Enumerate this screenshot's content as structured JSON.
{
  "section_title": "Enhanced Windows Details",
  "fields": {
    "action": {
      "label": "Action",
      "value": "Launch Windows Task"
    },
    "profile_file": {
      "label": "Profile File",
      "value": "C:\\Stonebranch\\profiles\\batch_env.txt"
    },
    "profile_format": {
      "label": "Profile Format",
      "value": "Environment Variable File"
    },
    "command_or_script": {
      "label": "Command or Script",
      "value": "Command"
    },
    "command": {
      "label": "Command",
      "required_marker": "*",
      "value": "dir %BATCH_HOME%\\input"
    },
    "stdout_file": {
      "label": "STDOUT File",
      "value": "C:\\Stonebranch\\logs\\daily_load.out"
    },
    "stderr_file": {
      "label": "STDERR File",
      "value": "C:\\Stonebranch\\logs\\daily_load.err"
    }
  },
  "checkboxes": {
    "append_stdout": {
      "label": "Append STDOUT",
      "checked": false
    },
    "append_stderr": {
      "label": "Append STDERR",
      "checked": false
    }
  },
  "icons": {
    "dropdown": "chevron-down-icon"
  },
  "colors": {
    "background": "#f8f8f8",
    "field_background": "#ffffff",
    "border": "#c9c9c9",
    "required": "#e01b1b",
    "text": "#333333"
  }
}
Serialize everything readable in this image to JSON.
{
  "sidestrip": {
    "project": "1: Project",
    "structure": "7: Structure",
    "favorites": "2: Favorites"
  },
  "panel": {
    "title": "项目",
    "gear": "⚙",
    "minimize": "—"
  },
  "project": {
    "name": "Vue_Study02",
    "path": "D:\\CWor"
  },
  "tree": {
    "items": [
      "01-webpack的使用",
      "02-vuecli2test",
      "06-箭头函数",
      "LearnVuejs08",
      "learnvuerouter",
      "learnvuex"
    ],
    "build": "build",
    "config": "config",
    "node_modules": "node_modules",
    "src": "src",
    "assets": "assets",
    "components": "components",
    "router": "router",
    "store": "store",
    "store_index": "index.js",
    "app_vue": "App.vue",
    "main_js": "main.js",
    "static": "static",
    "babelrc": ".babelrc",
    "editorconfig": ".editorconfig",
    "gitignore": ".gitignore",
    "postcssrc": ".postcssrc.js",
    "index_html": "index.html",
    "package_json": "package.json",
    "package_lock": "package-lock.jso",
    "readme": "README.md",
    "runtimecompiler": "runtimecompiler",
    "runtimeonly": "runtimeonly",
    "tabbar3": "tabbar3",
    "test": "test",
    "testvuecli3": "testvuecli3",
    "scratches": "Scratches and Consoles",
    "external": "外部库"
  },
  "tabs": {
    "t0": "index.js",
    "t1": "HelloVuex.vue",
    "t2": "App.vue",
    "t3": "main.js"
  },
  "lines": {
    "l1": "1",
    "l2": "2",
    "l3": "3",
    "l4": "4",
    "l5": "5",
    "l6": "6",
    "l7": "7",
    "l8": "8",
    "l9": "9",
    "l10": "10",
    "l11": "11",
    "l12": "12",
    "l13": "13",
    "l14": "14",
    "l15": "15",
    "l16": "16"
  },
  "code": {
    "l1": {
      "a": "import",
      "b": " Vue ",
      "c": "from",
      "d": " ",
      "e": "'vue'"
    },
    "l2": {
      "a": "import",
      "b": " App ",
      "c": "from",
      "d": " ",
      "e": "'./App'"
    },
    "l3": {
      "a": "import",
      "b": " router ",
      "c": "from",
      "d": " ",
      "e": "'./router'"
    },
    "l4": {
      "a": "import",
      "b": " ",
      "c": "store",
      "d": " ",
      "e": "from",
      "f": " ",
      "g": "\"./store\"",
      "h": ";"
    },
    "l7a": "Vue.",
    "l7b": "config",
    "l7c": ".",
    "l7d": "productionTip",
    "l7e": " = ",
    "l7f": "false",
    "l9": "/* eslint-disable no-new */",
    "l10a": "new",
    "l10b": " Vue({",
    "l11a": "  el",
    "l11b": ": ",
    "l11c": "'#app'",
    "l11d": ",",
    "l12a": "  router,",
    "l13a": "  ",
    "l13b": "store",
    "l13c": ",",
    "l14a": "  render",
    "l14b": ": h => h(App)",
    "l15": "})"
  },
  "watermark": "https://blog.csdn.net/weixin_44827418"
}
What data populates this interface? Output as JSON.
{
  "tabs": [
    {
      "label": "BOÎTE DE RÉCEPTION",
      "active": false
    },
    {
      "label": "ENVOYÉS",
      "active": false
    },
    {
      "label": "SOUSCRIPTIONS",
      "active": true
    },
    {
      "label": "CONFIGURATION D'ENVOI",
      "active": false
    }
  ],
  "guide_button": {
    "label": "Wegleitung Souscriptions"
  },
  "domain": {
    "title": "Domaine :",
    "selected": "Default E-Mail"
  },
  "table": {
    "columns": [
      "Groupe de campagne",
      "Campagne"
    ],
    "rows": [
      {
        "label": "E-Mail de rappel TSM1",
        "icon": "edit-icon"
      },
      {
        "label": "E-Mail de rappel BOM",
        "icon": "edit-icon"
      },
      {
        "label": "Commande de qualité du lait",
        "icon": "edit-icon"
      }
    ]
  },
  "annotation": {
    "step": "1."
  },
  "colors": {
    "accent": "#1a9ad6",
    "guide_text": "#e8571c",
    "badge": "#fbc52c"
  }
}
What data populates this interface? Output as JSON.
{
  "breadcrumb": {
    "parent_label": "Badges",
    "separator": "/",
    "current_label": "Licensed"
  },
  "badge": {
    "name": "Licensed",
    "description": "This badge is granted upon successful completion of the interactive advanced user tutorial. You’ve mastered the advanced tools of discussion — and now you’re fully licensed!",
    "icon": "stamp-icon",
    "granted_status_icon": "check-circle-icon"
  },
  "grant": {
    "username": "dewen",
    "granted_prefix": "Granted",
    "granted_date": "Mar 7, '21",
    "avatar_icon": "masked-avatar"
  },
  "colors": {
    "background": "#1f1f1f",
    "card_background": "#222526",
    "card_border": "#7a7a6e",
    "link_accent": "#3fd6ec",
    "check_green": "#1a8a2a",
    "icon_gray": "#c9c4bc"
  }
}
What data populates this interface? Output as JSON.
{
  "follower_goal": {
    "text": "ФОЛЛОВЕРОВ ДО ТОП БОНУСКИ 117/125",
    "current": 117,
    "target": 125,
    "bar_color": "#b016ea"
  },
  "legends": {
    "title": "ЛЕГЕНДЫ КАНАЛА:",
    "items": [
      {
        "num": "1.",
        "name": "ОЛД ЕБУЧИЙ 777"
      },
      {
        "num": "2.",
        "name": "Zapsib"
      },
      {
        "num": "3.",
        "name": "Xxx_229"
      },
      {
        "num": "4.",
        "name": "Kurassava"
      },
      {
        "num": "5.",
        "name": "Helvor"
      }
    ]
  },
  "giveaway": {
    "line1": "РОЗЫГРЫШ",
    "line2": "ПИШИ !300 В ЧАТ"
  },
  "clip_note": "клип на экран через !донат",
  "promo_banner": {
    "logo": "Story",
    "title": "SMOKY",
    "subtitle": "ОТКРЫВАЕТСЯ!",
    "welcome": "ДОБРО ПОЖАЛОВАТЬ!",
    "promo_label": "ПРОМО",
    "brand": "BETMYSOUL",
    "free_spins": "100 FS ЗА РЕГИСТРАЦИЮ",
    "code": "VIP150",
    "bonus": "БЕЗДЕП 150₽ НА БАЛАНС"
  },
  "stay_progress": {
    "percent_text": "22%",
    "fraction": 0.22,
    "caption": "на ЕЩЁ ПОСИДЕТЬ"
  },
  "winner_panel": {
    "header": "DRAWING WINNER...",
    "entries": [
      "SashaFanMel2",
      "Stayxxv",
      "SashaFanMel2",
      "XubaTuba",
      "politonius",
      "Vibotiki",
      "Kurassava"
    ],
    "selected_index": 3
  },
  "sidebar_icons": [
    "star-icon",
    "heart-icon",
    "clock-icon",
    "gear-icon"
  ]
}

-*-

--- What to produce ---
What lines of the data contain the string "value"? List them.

--- Output for this task ---
      "value": "Launch Windows Task"
      "value": "C:\\Stonebranch\\profiles\\batch_env.txt"
      "value": "Environment Variable File"
      "value": "Command"
      "value": "dir %BATCH_HOME%\\input"
      "value": "C:\\Stonebranch\\logs\\daily_load.out"
      "value": "C:\\Stonebranch\\logs\\daily_load.err"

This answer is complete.